Records for this exercise
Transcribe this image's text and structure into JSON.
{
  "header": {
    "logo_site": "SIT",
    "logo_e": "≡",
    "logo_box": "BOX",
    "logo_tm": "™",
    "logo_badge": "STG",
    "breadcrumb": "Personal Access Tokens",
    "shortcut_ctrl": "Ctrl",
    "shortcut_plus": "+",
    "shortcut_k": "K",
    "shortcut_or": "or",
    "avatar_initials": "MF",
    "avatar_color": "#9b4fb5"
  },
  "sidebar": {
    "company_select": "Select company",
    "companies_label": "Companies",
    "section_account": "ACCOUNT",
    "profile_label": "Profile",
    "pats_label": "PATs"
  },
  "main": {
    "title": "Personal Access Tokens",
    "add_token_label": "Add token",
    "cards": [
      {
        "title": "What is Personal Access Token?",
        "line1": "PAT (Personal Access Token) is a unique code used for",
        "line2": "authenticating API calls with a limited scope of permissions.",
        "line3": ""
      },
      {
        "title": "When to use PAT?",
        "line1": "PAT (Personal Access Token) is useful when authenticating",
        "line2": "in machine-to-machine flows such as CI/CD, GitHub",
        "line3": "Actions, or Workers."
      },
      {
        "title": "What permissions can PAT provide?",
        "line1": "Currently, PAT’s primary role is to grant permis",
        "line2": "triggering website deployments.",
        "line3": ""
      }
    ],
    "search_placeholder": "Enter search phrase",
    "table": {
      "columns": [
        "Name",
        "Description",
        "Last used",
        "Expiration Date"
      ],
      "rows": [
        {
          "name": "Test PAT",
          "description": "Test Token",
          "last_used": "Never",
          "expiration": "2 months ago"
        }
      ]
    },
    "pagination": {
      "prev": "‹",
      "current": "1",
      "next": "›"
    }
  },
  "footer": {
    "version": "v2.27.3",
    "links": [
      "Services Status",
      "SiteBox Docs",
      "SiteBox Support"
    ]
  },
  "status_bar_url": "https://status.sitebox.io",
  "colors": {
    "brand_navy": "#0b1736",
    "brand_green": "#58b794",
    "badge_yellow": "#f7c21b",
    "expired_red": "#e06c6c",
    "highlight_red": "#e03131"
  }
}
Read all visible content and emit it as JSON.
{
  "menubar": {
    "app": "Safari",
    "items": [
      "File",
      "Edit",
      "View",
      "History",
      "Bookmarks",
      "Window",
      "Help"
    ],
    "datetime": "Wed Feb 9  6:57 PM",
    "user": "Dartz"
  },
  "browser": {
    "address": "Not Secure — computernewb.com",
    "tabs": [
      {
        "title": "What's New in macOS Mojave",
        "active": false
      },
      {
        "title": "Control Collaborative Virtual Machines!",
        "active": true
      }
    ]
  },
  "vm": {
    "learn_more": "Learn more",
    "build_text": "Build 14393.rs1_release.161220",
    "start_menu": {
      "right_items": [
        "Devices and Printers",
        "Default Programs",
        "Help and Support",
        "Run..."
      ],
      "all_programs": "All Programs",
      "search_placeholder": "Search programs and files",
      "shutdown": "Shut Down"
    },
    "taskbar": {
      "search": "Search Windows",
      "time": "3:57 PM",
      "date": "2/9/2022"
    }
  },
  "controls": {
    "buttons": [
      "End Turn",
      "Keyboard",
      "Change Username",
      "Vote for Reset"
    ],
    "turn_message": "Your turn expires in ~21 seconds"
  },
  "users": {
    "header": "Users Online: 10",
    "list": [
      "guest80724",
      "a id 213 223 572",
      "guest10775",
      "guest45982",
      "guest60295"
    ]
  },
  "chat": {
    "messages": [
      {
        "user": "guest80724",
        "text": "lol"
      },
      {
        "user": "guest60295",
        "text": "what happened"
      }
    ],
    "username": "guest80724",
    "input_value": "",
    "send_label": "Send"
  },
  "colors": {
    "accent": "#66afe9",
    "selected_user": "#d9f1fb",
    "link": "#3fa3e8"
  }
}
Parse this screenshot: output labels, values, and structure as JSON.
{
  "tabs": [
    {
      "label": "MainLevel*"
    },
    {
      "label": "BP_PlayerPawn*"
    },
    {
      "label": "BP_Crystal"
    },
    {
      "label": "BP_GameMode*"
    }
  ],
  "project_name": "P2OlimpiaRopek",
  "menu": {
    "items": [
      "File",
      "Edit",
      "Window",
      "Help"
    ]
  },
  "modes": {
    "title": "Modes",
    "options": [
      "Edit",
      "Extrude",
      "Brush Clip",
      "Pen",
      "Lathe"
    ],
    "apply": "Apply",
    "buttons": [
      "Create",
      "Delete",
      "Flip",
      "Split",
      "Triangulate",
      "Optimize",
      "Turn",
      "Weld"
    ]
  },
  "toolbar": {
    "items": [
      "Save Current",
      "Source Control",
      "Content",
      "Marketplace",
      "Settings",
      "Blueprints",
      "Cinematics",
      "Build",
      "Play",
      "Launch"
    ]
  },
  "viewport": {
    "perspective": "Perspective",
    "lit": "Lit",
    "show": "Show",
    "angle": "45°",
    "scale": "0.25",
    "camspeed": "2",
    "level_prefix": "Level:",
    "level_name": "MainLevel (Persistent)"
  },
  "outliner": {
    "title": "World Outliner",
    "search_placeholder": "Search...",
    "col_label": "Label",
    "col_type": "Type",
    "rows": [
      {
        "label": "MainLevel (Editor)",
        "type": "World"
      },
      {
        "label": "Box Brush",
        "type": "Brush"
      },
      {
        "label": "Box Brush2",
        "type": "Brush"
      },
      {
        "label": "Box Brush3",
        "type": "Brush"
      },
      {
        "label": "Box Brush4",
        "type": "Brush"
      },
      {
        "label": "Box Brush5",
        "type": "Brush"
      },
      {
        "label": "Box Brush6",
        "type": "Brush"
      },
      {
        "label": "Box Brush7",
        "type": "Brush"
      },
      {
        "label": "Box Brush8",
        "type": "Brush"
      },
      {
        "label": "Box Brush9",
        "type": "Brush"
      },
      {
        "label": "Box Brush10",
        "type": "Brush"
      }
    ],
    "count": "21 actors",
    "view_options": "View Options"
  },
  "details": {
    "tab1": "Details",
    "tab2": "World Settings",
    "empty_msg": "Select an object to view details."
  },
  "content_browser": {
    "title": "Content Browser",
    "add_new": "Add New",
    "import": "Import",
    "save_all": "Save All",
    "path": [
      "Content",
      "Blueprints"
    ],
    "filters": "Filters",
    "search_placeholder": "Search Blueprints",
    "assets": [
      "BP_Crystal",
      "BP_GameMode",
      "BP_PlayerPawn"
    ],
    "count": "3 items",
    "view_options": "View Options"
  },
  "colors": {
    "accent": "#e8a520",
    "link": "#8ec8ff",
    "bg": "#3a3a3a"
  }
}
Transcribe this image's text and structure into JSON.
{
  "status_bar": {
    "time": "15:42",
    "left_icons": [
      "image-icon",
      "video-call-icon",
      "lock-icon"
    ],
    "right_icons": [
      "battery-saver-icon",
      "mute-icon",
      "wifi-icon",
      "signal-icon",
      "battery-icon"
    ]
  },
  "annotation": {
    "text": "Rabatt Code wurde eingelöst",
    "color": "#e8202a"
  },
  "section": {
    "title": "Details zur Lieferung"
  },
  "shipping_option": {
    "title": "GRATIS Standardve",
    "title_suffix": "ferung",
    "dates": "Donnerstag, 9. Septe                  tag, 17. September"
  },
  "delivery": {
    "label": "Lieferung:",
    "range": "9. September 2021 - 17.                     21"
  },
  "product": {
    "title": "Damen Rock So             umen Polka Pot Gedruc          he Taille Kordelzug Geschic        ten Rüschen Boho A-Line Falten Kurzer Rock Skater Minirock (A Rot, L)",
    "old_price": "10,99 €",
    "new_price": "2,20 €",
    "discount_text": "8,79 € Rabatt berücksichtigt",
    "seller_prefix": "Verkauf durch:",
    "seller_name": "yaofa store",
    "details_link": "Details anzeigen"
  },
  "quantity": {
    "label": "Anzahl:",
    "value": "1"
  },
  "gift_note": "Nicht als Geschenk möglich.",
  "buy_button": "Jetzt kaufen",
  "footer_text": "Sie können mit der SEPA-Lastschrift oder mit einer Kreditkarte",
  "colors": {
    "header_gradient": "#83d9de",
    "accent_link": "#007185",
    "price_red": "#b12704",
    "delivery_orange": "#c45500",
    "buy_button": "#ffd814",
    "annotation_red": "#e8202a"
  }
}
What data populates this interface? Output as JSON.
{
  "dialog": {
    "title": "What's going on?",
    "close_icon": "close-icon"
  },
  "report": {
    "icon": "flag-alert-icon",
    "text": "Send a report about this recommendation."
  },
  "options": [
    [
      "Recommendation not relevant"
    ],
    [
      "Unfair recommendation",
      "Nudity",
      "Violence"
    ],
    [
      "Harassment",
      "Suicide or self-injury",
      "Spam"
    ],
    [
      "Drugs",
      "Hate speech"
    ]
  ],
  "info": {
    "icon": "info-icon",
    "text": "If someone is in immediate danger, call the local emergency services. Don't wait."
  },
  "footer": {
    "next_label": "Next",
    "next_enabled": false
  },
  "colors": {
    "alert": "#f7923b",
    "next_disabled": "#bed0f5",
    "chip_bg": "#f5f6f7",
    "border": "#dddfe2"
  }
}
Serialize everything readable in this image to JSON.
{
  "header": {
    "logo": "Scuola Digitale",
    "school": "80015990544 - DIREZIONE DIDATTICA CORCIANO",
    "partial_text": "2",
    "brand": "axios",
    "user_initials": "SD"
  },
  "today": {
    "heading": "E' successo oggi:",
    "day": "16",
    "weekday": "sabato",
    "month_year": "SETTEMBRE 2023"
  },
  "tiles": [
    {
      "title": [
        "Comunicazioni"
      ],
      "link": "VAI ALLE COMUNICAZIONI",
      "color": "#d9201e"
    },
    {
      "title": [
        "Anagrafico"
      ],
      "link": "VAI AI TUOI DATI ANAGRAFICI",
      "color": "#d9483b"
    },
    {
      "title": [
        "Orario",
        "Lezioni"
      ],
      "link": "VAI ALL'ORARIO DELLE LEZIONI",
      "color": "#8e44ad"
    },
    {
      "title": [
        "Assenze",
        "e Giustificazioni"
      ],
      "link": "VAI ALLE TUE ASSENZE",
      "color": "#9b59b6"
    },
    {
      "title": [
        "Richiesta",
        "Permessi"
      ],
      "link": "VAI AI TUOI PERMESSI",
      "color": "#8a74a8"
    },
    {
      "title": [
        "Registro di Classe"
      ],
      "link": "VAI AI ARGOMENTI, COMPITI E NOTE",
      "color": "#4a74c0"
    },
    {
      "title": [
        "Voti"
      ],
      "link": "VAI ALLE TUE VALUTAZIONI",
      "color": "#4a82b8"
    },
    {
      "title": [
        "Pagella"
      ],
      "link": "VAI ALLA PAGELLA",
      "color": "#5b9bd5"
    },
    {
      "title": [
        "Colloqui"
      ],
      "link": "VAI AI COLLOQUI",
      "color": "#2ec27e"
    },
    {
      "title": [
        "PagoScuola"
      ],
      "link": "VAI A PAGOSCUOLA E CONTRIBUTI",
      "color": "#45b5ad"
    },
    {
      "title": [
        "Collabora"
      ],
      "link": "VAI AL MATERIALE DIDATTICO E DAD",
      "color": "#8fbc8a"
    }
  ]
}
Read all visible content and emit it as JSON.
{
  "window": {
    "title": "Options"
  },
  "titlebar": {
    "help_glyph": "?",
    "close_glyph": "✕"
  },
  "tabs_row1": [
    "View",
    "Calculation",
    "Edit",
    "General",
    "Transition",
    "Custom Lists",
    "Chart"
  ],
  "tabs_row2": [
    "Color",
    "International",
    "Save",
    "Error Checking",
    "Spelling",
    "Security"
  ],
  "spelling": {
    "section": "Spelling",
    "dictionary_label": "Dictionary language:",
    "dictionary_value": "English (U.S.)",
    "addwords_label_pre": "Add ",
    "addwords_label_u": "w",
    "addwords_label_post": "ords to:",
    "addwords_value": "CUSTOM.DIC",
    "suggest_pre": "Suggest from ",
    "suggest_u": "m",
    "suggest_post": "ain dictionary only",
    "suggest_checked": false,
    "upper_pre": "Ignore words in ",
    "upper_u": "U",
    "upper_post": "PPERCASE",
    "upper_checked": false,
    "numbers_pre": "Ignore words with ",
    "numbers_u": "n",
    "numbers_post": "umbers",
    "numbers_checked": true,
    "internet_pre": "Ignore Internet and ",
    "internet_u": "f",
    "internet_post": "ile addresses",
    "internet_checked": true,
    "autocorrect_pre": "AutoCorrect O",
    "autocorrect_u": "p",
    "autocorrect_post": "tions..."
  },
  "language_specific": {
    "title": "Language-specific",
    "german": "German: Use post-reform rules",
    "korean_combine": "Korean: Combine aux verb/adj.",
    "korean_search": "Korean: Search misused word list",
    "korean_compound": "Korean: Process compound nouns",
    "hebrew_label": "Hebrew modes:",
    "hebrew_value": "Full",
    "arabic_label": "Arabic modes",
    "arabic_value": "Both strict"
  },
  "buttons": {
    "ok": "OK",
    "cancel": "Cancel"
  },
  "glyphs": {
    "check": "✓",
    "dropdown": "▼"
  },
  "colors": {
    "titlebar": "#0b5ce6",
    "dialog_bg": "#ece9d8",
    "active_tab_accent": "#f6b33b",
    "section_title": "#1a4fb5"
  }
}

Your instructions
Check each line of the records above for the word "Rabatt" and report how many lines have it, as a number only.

Exercise result
2